Interface dataset entries
════════════════════

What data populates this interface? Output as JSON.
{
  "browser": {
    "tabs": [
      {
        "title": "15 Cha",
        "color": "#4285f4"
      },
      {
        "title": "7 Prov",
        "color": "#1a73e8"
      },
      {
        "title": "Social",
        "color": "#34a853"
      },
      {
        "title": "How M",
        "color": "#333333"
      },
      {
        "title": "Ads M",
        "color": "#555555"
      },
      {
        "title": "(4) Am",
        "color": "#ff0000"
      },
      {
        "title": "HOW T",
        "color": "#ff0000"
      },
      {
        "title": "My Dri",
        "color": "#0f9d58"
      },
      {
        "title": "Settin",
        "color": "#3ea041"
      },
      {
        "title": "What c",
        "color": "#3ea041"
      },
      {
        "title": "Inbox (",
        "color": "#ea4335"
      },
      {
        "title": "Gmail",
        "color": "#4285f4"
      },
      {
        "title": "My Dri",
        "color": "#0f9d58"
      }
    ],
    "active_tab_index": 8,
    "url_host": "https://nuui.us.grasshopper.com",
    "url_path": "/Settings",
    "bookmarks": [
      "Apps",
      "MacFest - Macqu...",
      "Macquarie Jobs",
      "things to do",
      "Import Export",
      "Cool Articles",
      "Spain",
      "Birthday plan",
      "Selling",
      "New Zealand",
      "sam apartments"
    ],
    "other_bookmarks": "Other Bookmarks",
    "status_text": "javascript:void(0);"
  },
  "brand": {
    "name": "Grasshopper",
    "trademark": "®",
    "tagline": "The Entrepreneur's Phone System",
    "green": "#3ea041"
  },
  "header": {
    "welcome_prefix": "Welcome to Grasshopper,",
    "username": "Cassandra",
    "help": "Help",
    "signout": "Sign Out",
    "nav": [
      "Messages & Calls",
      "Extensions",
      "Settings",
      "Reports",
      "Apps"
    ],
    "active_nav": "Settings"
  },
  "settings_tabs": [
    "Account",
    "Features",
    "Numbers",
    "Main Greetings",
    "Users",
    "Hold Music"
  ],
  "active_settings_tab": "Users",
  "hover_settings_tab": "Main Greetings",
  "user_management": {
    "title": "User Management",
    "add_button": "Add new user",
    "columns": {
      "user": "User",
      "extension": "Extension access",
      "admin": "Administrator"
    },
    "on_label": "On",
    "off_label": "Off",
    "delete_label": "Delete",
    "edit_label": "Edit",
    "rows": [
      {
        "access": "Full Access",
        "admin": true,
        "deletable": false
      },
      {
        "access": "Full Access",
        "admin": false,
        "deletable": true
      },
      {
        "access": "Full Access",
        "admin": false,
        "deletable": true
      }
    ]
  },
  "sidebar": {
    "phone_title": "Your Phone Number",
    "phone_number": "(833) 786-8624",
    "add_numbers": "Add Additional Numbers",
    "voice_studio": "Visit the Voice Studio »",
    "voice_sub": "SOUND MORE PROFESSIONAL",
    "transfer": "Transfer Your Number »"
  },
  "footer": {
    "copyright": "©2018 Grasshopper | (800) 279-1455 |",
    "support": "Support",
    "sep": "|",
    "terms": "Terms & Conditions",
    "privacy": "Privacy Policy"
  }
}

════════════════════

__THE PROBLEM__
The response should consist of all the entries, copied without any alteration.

__REPLY__
What data populates this interface? Output as JSON.
{
  "browser": {
    "tabs": [
      {
        "title": "15 Cha",
        "color": "#4285f4"
      },
      {
        "title": "7 Prov",
        "color": "#1a73e8"
      },
      {
        "title": "Social",
        "color": "#34a853"
      },
      {
        "title": "How M",
        "color": "#333333"
      },
      {
        "title": "Ads M",
        "color": "#555555"
      },
      {
        "title": "(4) Am",
        "color": "#ff0000"
      },
      {
        "title": "HOW T",
        "color": "#ff0000"
      },
      {
        "title": "My Dri",
        "color": "#0f9d58"
      },
      {
        "title": "Settin",
        "color": "#3ea041"
      },
      {
        "title": "What c",
        "color": "#3ea041"
      },
      {
        "title": "Inbox (",
        "color": "#ea4335"
      },
      {
        "title": "Gmail",
        "color": "#4285f4"
      },
      {
        "title": "My Dri",
        "color": "#0f9d58"
      }
    ],
    "active_tab_index": 8,
    "url_host": "https://nuui.us.grasshopper.com",
    "url_path": "/Settings",
    "bookmarks": [
      "Apps",
      "MacFest - Macqu...",
      "Macquarie Jobs",
      "things to do",
      "Import Export",
      "Cool Articles",
      "Spain",
      "Birthday plan",
      "Selling",
      "New Zealand",
      "sam apartments"
    ],
    "other_bookmarks": "Other Bookmarks",
    "status_text": "javascript:void(0);"
  },
  "brand": {
    "name": "Grasshopper",
    "trademark": "®",
    "tagline": "The Entrepreneur's Phone System",
    "green": "#3ea041"
  },
  "header": {
    "welcome_prefix": "Welcome to Grasshopper,",
    "username": "Cassandra",
    "help": "Help",
    "signout": "Sign Out",
    "nav": [
      "Messages & Calls",
      "Extensions",
      "Settings",
      "Reports",
      "Apps"
    ],
    "active_nav": "Settings"
  },
  "settings_tabs": [
    "Account",
    "Features",
    "Numbers",
    "Main Greetings",
    "Users",
    "Hold Music"
  ],
  "active_settings_tab": "Users",
  "hover_settings_tab": "Main Greetings",
  "user_management": {
    "title": "User Management",
    "add_button": "Add new user",
    "columns": {
      "user": "User",
      "extension": "Extension access",
      "admin": "Administrator"
    },
    "on_label": "On",
    "off_label": "Off",
    "delete_label": "Delete",
    "edit_label": "Edit",
    "rows": [
      {
        "access": "Full Access",
        "admin": true,
        "deletable": false
      },
      {
        "access": "Full Access",
        "admin": false,
        "deletable": true
      },
      {
        "access": "Full Access",
        "admin": false,
        "deletable": true
      }
    ]
  },
  "sidebar": {
    "phone_title": "Your Phone Number",
    "phone_number": "(833) 786-8624",
    "add_numbers": "Add Additional Numbers",
    "voice_studio": "Visit the Voice Studio »",
    "voice_sub": "SOUND MORE PROFESSIONAL",
    "transfer": "Transfer Your Number »"
  },
  "footer": {
    "copyright": "©2018 Grasshopper | (800) 279-1455 |",
    "support": "Support",
    "sep": "|",
    "terms": "Terms & Conditions",
    "privacy": "Privacy Policy"
  }
}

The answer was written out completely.